Pitt-Johnstown President Jem Spectar emphasized the “great possibilities” and the "great uncertainty" of our time as he addressed a meeting of the Rotary Club of Somerset, PA.
Pitt-Johnstown President Jem Spectar and Rotary Vice President Michael Kuhn
The meeting also recognized members of the National Honor Society from local high schools, according to the club’s May newsletter.
Dr. Spectar suggested the Honor Society students could live for another 100 years and that they must consider what lies ahead and how they can build on their inheritance of a republic with guarantees for life, liberty and the pursuit of happiness.
“This is a time of great possibilities, of great opportunities,” he said, “but also of great uncertainty. The economy of the future favors college graduates. The world opens up to you. You were born at the right time.”
Among concerns, he said, is that technology is replacing many jobs and also threatens individual privacy and widespread disruption.
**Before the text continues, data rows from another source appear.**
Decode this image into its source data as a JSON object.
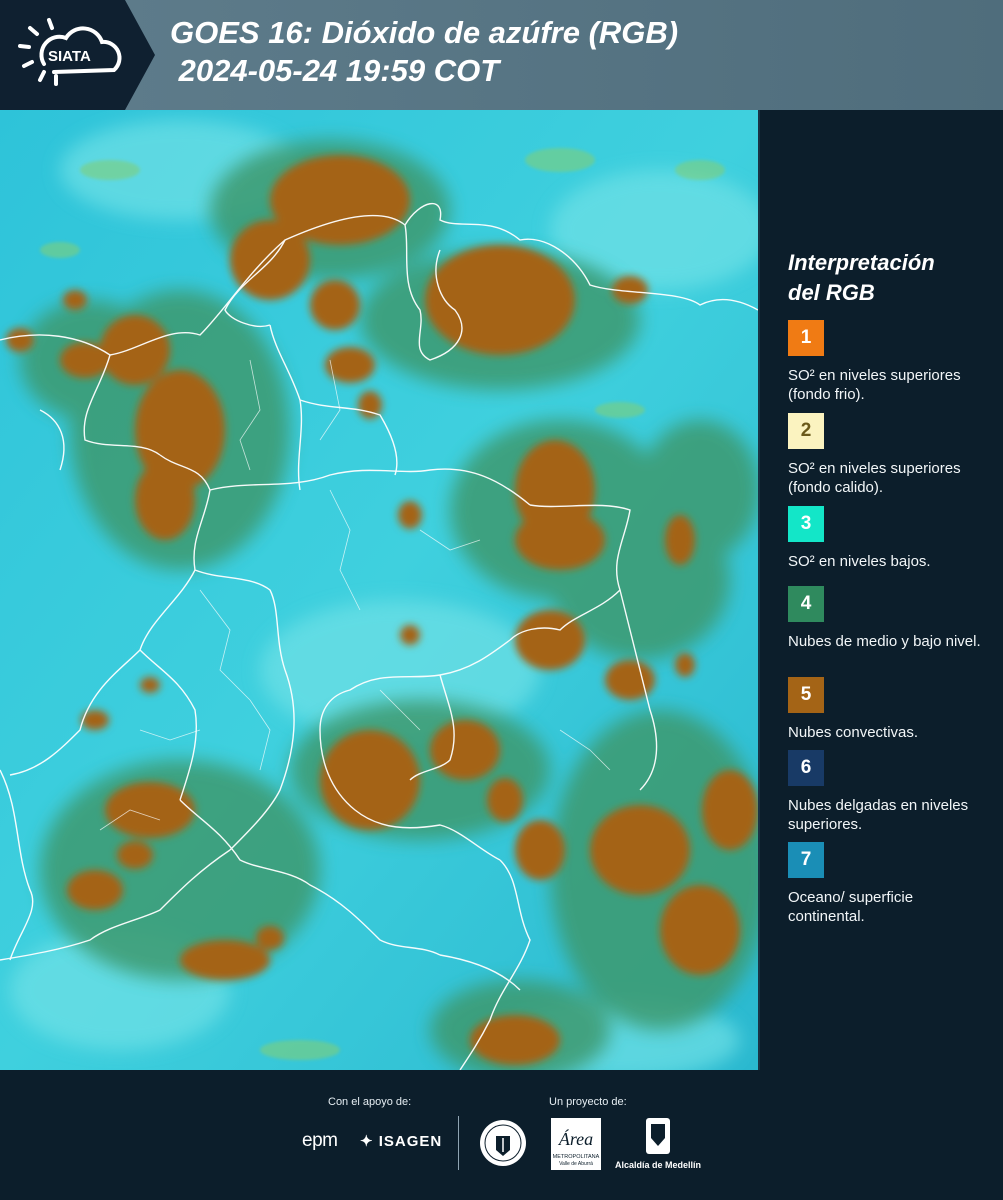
{
  "header": {
    "logo_text": "SIATA",
    "title_line1": "GOES 16: Dióxido de azúfre (RGB)",
    "title_line2": " 2024-05-24 19:59 COT"
  },
  "legend": {
    "title_line1": "Interpretación",
    "title_line2": "del RGB",
    "items": [
      {
        "number": "1",
        "color": "#f07b14",
        "text": "SO² en niveles superiores (fondo frio)."
      },
      {
        "number": "2",
        "color": "#fbf3c0",
        "text": "SO² en niveles superiores (fondo calido)."
      },
      {
        "number": "3",
        "color": "#13e6c8",
        "text": "SO² en niveles bajos."
      },
      {
        "number": "4",
        "color": "#2f8a5e",
        "text": "Nubes de medio y bajo nivel."
      },
      {
        "number": "5",
        "color": "#a46416",
        "text": "Nubes convectivas."
      },
      {
        "number": "6",
        "color": "#183a66",
        "text": "Nubes delgadas en niveles superiores."
      },
      {
        "number": "7",
        "color": "#1a8eb6",
        "text": "Oceano/ superficie continental."
      }
    ]
  },
  "footer": {
    "support_label": "Con el apoyo de:",
    "project_label": "Un proyecto de:",
    "sponsors": [
      "epm",
      "ISAGEN"
    ],
    "area_logo_text": "Área",
    "area_logo_sub": "METROPOLITANA",
    "area_logo_sub2": "Valle de Aburrá",
    "alcaldia_text": "Alcaldía de Medellín"
  },
  "colors": {
    "header_bg": "#0f2030",
    "header_band": "#5d7b8a",
    "map_background": "#33c6d8",
    "cloud_convective": "#a46416",
    "cloud_mid": "#2f8a5e",
    "borders": "#ffffff"
  }
}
Spectar challenged the students to look beyond their present beliefs and assumptions to see what actually is happening and how that will impact them. One basic concern is how to provide water for a population that is growing by the billions.
He noted the continuing migration of people from rural, often war-torn areas into cities and the potential disruption. He also noted the possibility of pandemics like the outbreaks of cholera and the plague in past eras.
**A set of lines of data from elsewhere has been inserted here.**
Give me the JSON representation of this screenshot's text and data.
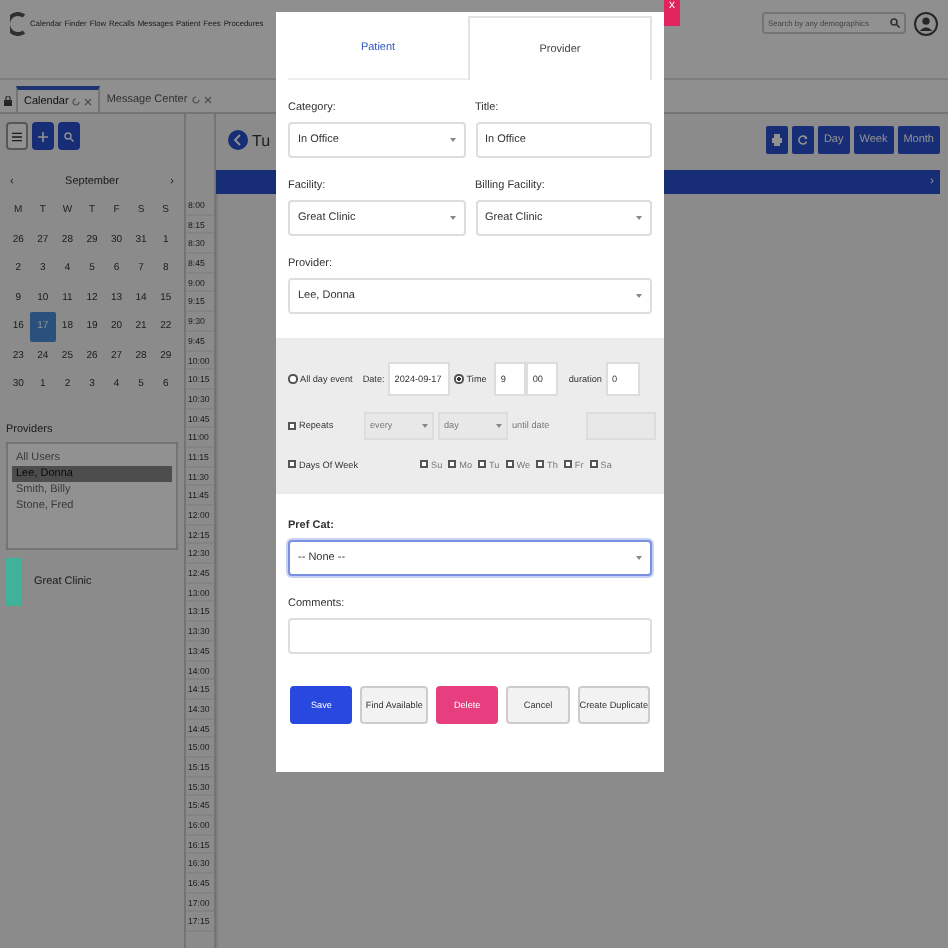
{
  "nav": {
    "menu": [
      "Calendar",
      "Finder",
      "Flow",
      "Recalls",
      "Messages",
      "Patient",
      "Fees",
      "Procedures"
    ],
    "search": {
      "placeholder": "Search by any demographics"
    }
  },
  "tabs": [
    {
      "label": "Calendar",
      "selected": true
    },
    {
      "label": "Message Center",
      "selected": false
    }
  ],
  "mini_calendar": {
    "prev": "‹",
    "month": "September",
    "next": "›",
    "weekdays": [
      "M",
      "T",
      "W",
      "T",
      "F",
      "S",
      "S"
    ],
    "weeks": [
      [
        {
          "day": "26",
          "selected": false
        },
        {
          "day": "27",
          "selected": false
        },
        {
          "day": "28",
          "selected": false
        },
        {
          "day": "29",
          "selected": false
        },
        {
          "day": "30",
          "selected": false
        },
        {
          "day": "31",
          "selected": false
        },
        {
          "day": "1",
          "selected": false
        }
      ],
      [
        {
          "day": "2",
          "selected": false
        },
        {
          "day": "3",
          "selected": false
        },
        {
          "day": "4",
          "selected": false
        },
        {
          "day": "5",
          "selected": false
        },
        {
          "day": "6",
          "selected": false
        },
        {
          "day": "7",
          "selected": false
        },
        {
          "day": "8",
          "selected": false
        }
      ],
      [
        {
          "day": "9",
          "selected": false
        },
        {
          "day": "10",
          "selected": false
        },
        {
          "day": "11",
          "selected": false
        },
        {
          "day": "12",
          "selected": false
        },
        {
          "day": "13",
          "selected": false
        },
        {
          "day": "14",
          "selected": false
        },
        {
          "day": "15",
          "selected": false
        }
      ],
      [
        {
          "day": "16",
          "selected": false
        },
        {
          "day": "17",
          "selected": true
        },
        {
          "day": "18",
          "selected": false
        },
        {
          "day": "19",
          "selected": false
        },
        {
          "day": "20",
          "selected": false
        },
        {
          "day": "21",
          "selected": false
        },
        {
          "day": "22",
          "selected": false
        }
      ],
      [
        {
          "day": "23",
          "selected": false
        },
        {
          "day": "24",
          "selected": false
        },
        {
          "day": "25",
          "selected": false
        },
        {
          "day": "26",
          "selected": false
        },
        {
          "day": "27",
          "selected": false
        },
        {
          "day": "28",
          "selected": false
        },
        {
          "day": "29",
          "selected": false
        }
      ],
      [
        {
          "day": "30",
          "selected": false
        },
        {
          "day": "1",
          "selected": false
        },
        {
          "day": "2",
          "selected": false
        },
        {
          "day": "3",
          "selected": false
        },
        {
          "day": "4",
          "selected": false
        },
        {
          "day": "5",
          "selected": false
        },
        {
          "day": "6",
          "selected": false
        }
      ]
    ]
  },
  "providers": {
    "label": "Providers",
    "items": [
      {
        "name": "All Users",
        "selected": false
      },
      {
        "name": "Lee, Donna",
        "selected": true
      },
      {
        "name": "Smith, Billy",
        "selected": false
      },
      {
        "name": "Stone, Fred",
        "selected": false
      }
    ]
  },
  "facilities": [
    {
      "name": "Great Clinic",
      "color": "#3fb39a"
    }
  ],
  "day_title": "Tu",
  "view_buttons": [
    "Day",
    "Week",
    "Month"
  ],
  "date_bar": {
    "next": "›"
  },
  "times": [
    "8:00",
    "8:15",
    "8:30",
    "8:45",
    "9:00",
    "9:15",
    "9:30",
    "9:45",
    "10:00",
    "10:15",
    "10:30",
    "10:45",
    "11:00",
    "11:15",
    "11:30",
    "11:45",
    "12:00",
    "12:15",
    "12:30",
    "12:45",
    "13:00",
    "13:15",
    "13:30",
    "13:45",
    "14:00",
    "14:15",
    "14:30",
    "14:45",
    "15:00",
    "15:15",
    "15:30",
    "15:45",
    "16:00",
    "16:15",
    "16:30",
    "16:45",
    "17:00",
    "17:15"
  ],
  "dialog": {
    "close": "x",
    "tabs": [
      {
        "label": "Patient",
        "selected": false
      },
      {
        "label": "Provider",
        "selected": true
      }
    ],
    "category": {
      "label": "Category:",
      "value": "In Office"
    },
    "title": {
      "label": "Title:",
      "value": "In Office"
    },
    "facility": {
      "label": "Facility:",
      "value": "Great Clinic"
    },
    "billing_facility": {
      "label": "Billing Facility:",
      "value": "Great Clinic"
    },
    "provider": {
      "label": "Provider:",
      "value": "Lee, Donna"
    },
    "all_day": {
      "label": "All day event",
      "selected": false
    },
    "date": {
      "label": "Date:",
      "value": "2024-09-17"
    },
    "time": {
      "label": "Time",
      "selected": true,
      "hour": "9",
      "minute": "00"
    },
    "duration": {
      "label": "duration",
      "value": "0"
    },
    "repeats": {
      "label": "Repeats",
      "checked": false,
      "every": "every",
      "unit": "day",
      "until_label": "until date"
    },
    "days_of_week": {
      "label": "Days Of Week",
      "checked": false,
      "days": [
        {
          "label": "Su",
          "checked": false
        },
        {
          "label": "Mo",
          "checked": false
        },
        {
          "label": "Tu",
          "checked": false
        },
        {
          "label": "We",
          "checked": false
        },
        {
          "label": "Th",
          "checked": false
        },
        {
          "label": "Fr",
          "checked": false
        },
        {
          "label": "Sa",
          "checked": false
        }
      ]
    },
    "pref_cat": {
      "label": "Pref Cat:",
      "value": "-- None --"
    },
    "comments": {
      "label": "Comments:"
    },
    "buttons": [
      {
        "label": "Save",
        "kind": "primary"
      },
      {
        "label": "Find Available",
        "kind": "default"
      },
      {
        "label": "Delete",
        "kind": "danger"
      },
      {
        "label": "Cancel",
        "kind": "default"
      },
      {
        "label": "Create Duplicate",
        "kind": "default"
      }
    ]
  }
}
“It all will wash up on our shores,” he said.
He called on the students to get ready to take on their responsibility as “citizens of this great republic (and) to advance your knowledge and seek creative ways to solve problems.”
He noted the contribution of the University of Pittsburgh’s Jonas Salk, whose work in research in the 1940s and ’50s led to the vaccine that alleviated the scourge of polio.
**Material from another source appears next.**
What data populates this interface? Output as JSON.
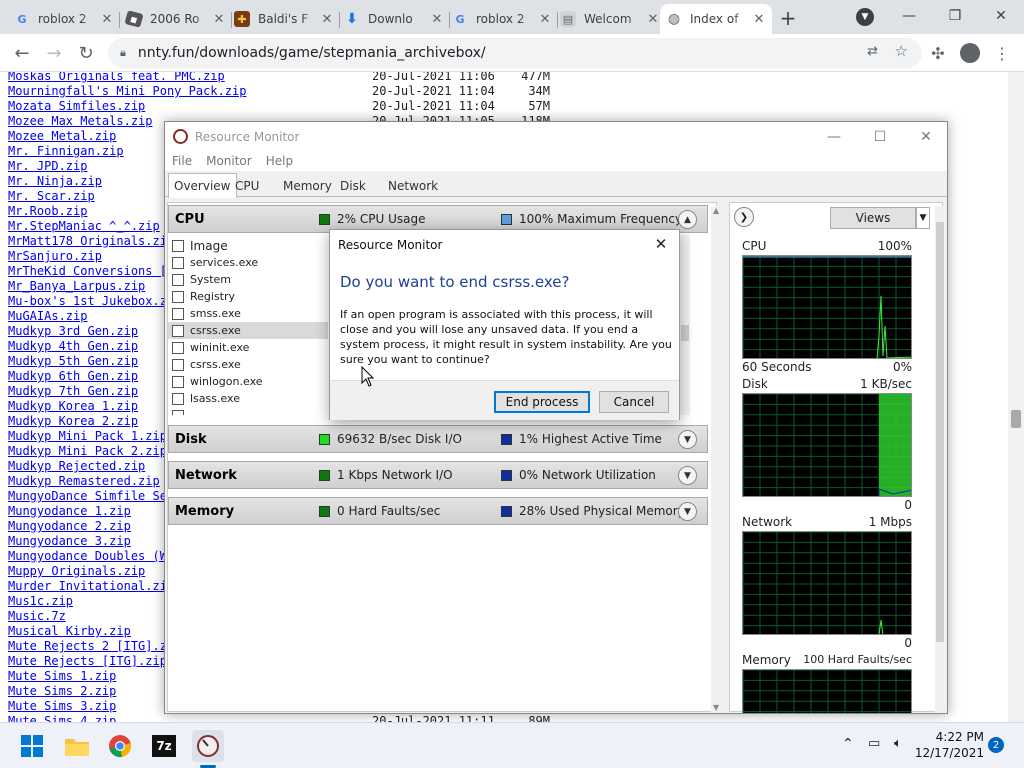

“Could you be the next Salk?” he asked. “Yes you could.”
He noted that just decades ago he was growing up in a tiny village in Africa, adding: “But I am here now.”
The University of Pittsburgh at Johnstown is marking its 90th anniversary well as the 50th year of the campus in its Richland Township location. Pitt-Johnstown was founded in 1927 and is the first and largest regional campus of the University of Pittsburgh. Pitt-Johnstown is recognized by the Princeton Review as a “Best in the Northeast” college, by G.I. Jobs as a “Military Friendly School,” and by Pennsylvania Business Central as a "Top 100 Organization.” The distinctive combination of Pitt-Johnstown’s people, programs, and place results in exceptional performance in preparing students for career and professional success. Pitt-Johnstown is the regional leader, educating for success in the Real World.